My Lords, I am grateful to the Minister for repeating the Answer given in the other place, although it was curious because it did not seem to address any of the points that could bear on the Question which the Secretary of State was asked.

British Steel is our second biggest steel maker and one of only two integrated steel-making sites in the UK. As the only UK steel plant which produces rails used in our tracks, it provides almost all those procured by Network Rail, as well as supplying ScotRail, TfL and Translink in Northern Ireland. It also exports a large volume of products across Europe. Given these facts, your Lordships might well have expected the department to have a very detailed knowledge of the workings of British Steel, which I assume is at the heart of our industrial strategy. For instance, as we heard only last week, and in the Statement, it put £120 million into the company as part of the ETS bailout. Is that money now at risk? Are we to believe that if the company goes into administration tomorrow—as it may do—the money will not actually come back to taxpayers, as was stated? Did the Minister agree with the company’s acquisition of a company based in France, for £42 million, only last week? These things do not suggest a company in trouble, yet we hear today that it needs between £30 million and £75 million to survive.

In order to get some answers, I will ask some specific questions. How much is the company actually asking for? Press reports today range between £30 million and £75 million. What is the figure? What is the current status of the negotiations? There are rumours circulating in the press that the discussions have stalled. Have they?
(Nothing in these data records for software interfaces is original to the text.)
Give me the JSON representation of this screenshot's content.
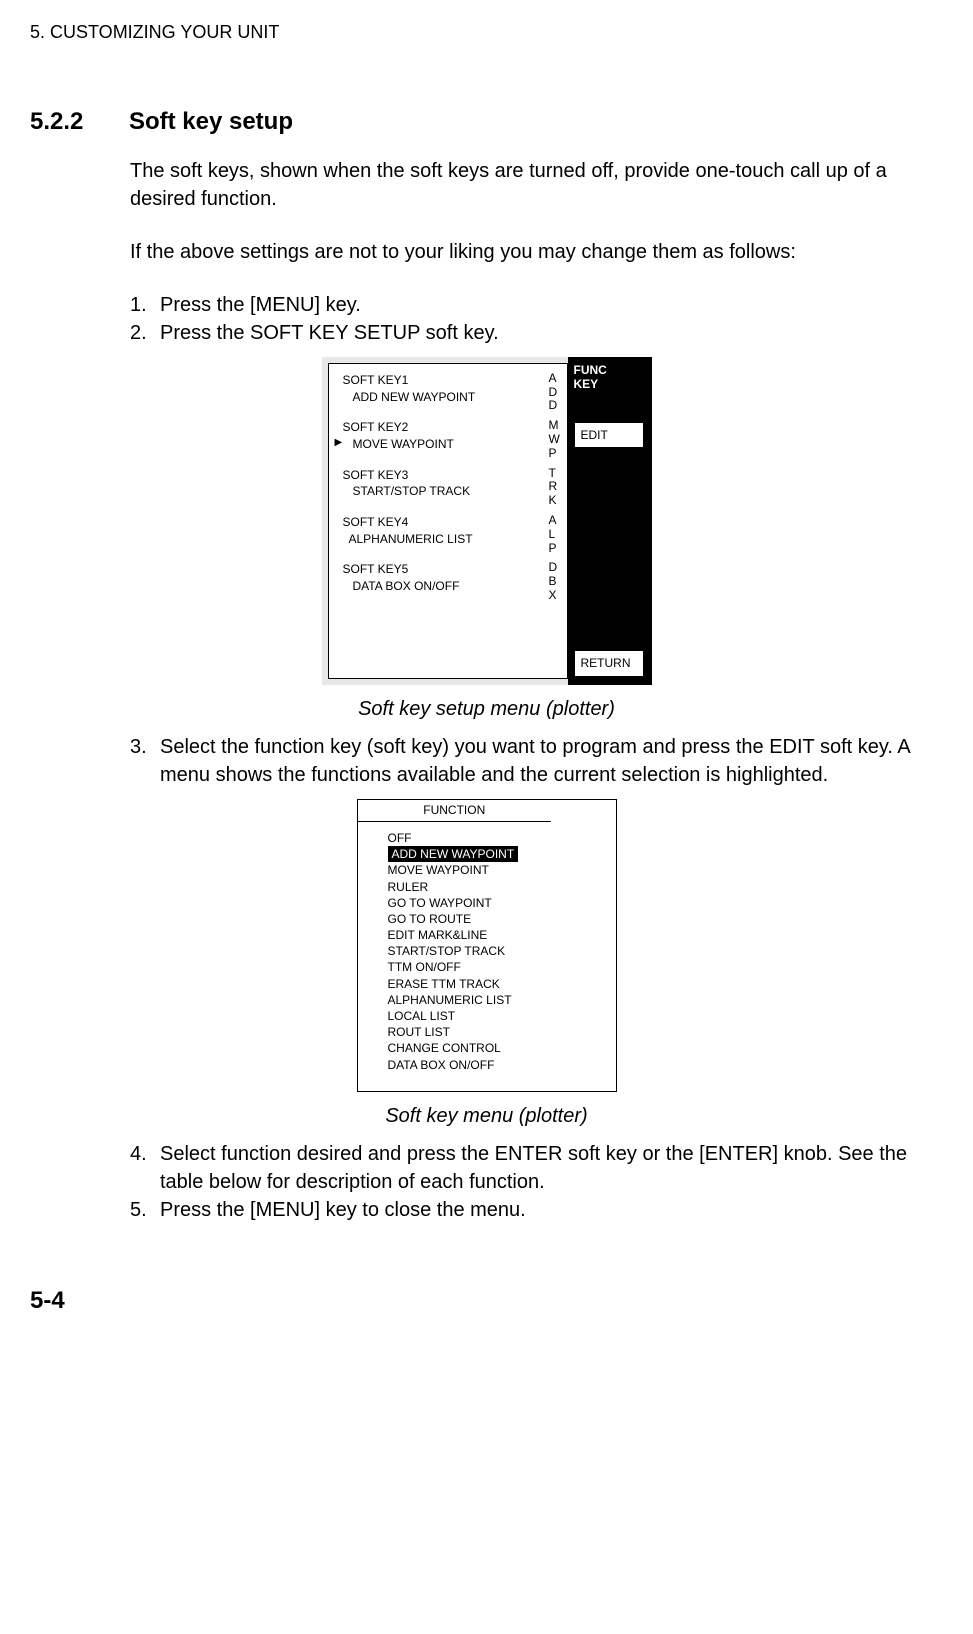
{
  "header": "5. CUSTOMIZING YOUR UNIT",
  "section": {
    "number": "5.2.2",
    "title": "Soft key setup"
  },
  "para1": "The soft keys, shown when the soft keys are turned off, provide one-touch call up of a desired function.",
  "para2": "If the above settings are not to your liking you may change them as follows:",
  "steps": {
    "s1num": "1.",
    "s1": "Press the [MENU] key.",
    "s2num": "2.",
    "s2": "Press the SOFT KEY SETUP soft key.",
    "s3num": "3.",
    "s3": "Select the function key (soft key) you want to program and press the EDIT soft key. A menu shows the functions available and the current selection is highlighted.",
    "s4num": "4.",
    "s4": "Select function desired and press the ENTER soft key or the [ENTER] knob. See the table below for description of each function.",
    "s5num": "5.",
    "s5": "Press the [MENU] key to close the menu."
  },
  "fig1": {
    "sk1": "SOFT KEY1",
    "sk1v": "ADD NEW WAYPOINT",
    "sk1c1": "A",
    "sk1c2": "D",
    "sk1c3": "D",
    "sk2": "SOFT KEY2",
    "sk2v": "MOVE WAYPOINT",
    "sk2c1": "M",
    "sk2c2": "W",
    "sk2c3": "P",
    "sk3": "SOFT KEY3",
    "sk3v": "START/STOP TRACK",
    "sk3c1": "T",
    "sk3c2": "R",
    "sk3c3": "K",
    "sk4": "SOFT KEY4",
    "sk4v": "ALPHANUMERIC LIST",
    "sk4c1": "A",
    "sk4c2": "L",
    "sk4c3": "P",
    "sk5": "SOFT KEY5",
    "sk5v": "DATA BOX ON/OFF",
    "sk5c1": "D",
    "sk5c2": "B",
    "sk5c3": "X",
    "funcKey1": "FUNC",
    "funcKey2": "KEY",
    "editBtn": "EDIT",
    "returnBtn": "RETURN",
    "caption": "Soft key setup menu (plotter)",
    "cursor": "▶"
  },
  "fig2": {
    "title": "FUNCTION",
    "items": {
      "i0": "OFF",
      "i1": "ADD NEW WAYPOINT",
      "i2": "MOVE WAYPOINT",
      "i3": "RULER",
      "i4": "GO TO WAYPOINT",
      "i5": "GO TO ROUTE",
      "i6": "EDIT MARK&LINE",
      "i7": "START/STOP TRACK",
      "i8": "TTM ON/OFF",
      "i9": "ERASE TTM TRACK",
      "i10": "ALPHANUMERIC LIST",
      "i11": "LOCAL LIST",
      "i12": "ROUT LIST",
      "i13": "CHANGE CONTROL",
      "i14": "DATA BOX ON/OFF"
    },
    "caption": "Soft key menu (plotter)"
  },
  "pageNumber": "5-4"
}
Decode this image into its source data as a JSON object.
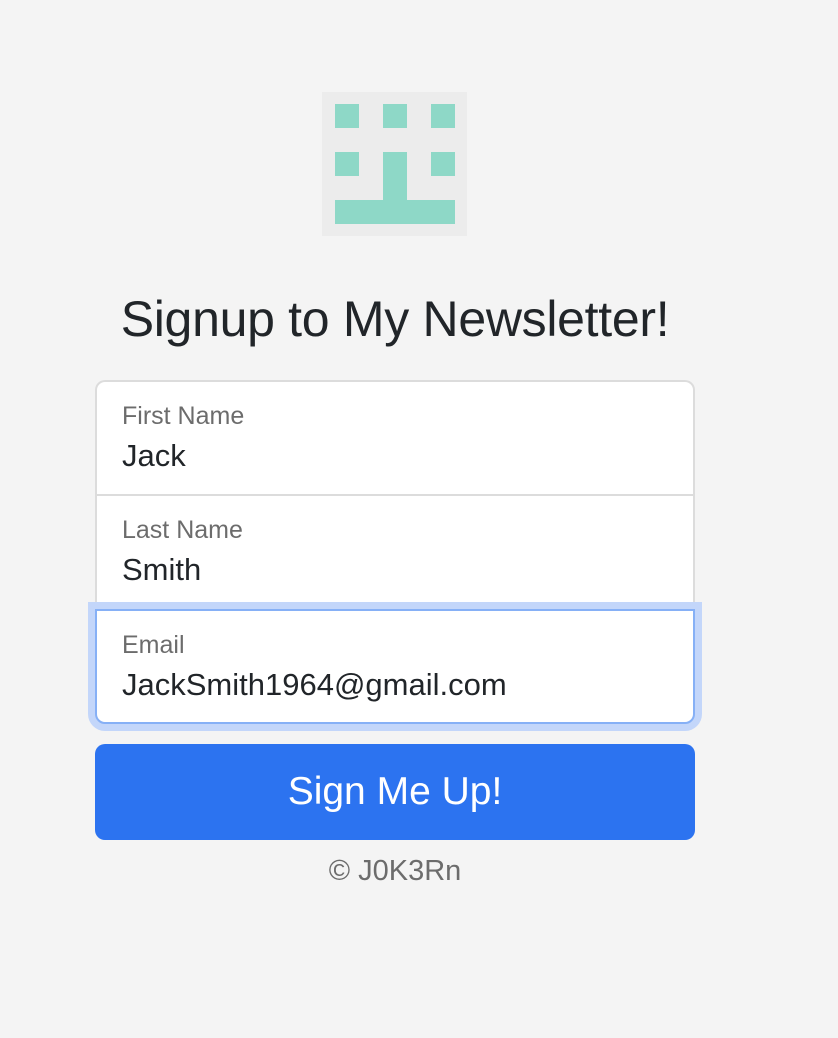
{
  "logo": {
    "icon": "pixel-face-logo",
    "color": "#8ed8c7",
    "background": "#ececec"
  },
  "heading": "Signup to My Newsletter!",
  "form": {
    "first_name": {
      "label": "First Name",
      "value": "Jack"
    },
    "last_name": {
      "label": "Last Name",
      "value": "Smith"
    },
    "email": {
      "label": "Email",
      "value": "JackSmith1964@gmail.com"
    },
    "submit_label": "Sign Me Up!"
  },
  "footer": {
    "copyright": "© J0K3Rn"
  },
  "colors": {
    "accent": "#2c73f0",
    "focus_ring": "#c3d6fa",
    "page_background": "#f4f4f4"
  }
}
If the company does go into administration tomorrow, what plans do the Government have to support the 4,000 or so people employed directly and the 20,000 or so in the supply chain?